## Requirement
Only the lines running from the line with "Give me the" to the end of the records below belong in the answer, each copied exactly.

START Source data

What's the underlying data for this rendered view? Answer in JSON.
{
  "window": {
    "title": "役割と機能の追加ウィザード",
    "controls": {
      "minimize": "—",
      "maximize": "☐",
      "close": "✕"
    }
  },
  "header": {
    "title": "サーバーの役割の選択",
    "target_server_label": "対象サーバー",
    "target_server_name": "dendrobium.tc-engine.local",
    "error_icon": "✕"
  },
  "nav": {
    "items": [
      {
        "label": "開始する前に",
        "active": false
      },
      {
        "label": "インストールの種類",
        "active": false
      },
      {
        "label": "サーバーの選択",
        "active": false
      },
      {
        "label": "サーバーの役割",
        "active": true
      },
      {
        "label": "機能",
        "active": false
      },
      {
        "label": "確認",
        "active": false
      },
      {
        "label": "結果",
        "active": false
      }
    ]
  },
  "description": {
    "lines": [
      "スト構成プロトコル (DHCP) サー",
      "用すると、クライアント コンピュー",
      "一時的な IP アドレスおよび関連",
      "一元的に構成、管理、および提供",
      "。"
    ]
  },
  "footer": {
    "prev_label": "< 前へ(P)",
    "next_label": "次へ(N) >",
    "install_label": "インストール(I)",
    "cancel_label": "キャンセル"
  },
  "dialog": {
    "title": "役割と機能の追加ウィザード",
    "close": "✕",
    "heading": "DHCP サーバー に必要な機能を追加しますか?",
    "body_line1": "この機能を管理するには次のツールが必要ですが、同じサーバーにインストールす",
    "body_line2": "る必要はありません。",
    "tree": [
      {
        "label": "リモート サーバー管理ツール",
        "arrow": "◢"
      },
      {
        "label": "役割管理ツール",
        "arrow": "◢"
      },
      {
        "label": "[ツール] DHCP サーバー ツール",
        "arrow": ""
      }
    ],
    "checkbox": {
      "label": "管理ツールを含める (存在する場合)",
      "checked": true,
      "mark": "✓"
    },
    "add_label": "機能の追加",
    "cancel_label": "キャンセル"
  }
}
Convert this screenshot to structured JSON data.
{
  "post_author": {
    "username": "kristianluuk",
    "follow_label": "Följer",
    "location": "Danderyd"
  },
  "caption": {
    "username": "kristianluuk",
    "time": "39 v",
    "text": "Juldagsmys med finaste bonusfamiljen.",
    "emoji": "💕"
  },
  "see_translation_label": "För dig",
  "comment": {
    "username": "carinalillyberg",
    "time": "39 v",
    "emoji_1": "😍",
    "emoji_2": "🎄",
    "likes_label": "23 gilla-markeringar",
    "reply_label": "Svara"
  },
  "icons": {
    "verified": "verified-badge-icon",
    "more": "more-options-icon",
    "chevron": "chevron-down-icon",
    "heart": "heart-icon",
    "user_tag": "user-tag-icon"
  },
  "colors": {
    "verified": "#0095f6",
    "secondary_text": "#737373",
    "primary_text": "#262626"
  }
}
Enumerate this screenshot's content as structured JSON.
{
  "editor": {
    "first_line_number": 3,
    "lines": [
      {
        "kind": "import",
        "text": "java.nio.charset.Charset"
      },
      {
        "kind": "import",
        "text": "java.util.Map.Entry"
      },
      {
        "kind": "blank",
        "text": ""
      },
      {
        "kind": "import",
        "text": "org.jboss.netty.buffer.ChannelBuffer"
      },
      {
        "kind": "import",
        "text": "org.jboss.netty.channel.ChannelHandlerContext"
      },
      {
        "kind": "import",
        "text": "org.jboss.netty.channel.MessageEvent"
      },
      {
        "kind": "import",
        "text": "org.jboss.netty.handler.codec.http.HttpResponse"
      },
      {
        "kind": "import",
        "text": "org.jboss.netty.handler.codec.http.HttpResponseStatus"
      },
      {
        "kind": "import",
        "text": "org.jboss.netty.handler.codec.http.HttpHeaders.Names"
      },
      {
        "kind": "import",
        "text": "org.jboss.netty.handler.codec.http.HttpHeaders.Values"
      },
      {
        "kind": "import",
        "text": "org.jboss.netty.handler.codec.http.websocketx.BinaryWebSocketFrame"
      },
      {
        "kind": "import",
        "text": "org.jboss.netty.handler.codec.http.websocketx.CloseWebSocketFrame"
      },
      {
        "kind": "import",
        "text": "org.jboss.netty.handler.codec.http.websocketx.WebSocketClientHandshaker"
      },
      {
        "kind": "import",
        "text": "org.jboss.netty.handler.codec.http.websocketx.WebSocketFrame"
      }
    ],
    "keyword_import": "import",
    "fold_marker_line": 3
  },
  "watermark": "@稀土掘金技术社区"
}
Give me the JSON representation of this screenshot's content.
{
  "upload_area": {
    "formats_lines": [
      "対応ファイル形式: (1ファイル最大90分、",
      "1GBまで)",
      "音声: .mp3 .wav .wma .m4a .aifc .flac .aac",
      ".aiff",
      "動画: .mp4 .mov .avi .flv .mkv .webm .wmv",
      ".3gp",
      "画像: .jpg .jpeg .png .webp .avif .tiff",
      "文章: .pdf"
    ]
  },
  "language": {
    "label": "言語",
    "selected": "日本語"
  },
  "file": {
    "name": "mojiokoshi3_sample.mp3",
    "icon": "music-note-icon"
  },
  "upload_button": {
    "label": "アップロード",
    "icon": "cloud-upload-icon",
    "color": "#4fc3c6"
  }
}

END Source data

## Exercise solution
Give me the JSON representation of this screenshot's content.
{
  "upload_area": {
    "formats_lines": [
      "対応ファイル形式: (1ファイル最大90分、",
      "1GBまで)",
      "音声: .mp3 .wav .wma .m4a .aifc .flac .aac",
      ".aiff",
      "動画: .mp4 .mov .avi .flv .mkv .webm .wmv",
      ".3gp",
      "画像: .jpg .jpeg .png .webp .avif .tiff",
      "文章: .pdf"
    ]
  },
  "language": {
    "label": "言語",
    "selected": "日本語"
  },
  "file": {
    "name": "mojiokoshi3_sample.mp3",
    "icon": "music-note-icon"
  },
  "upload_button": {
    "label": "アップロード",
    "icon": "cloud-upload-icon",
    "color": "#4fc3c6"
  }
}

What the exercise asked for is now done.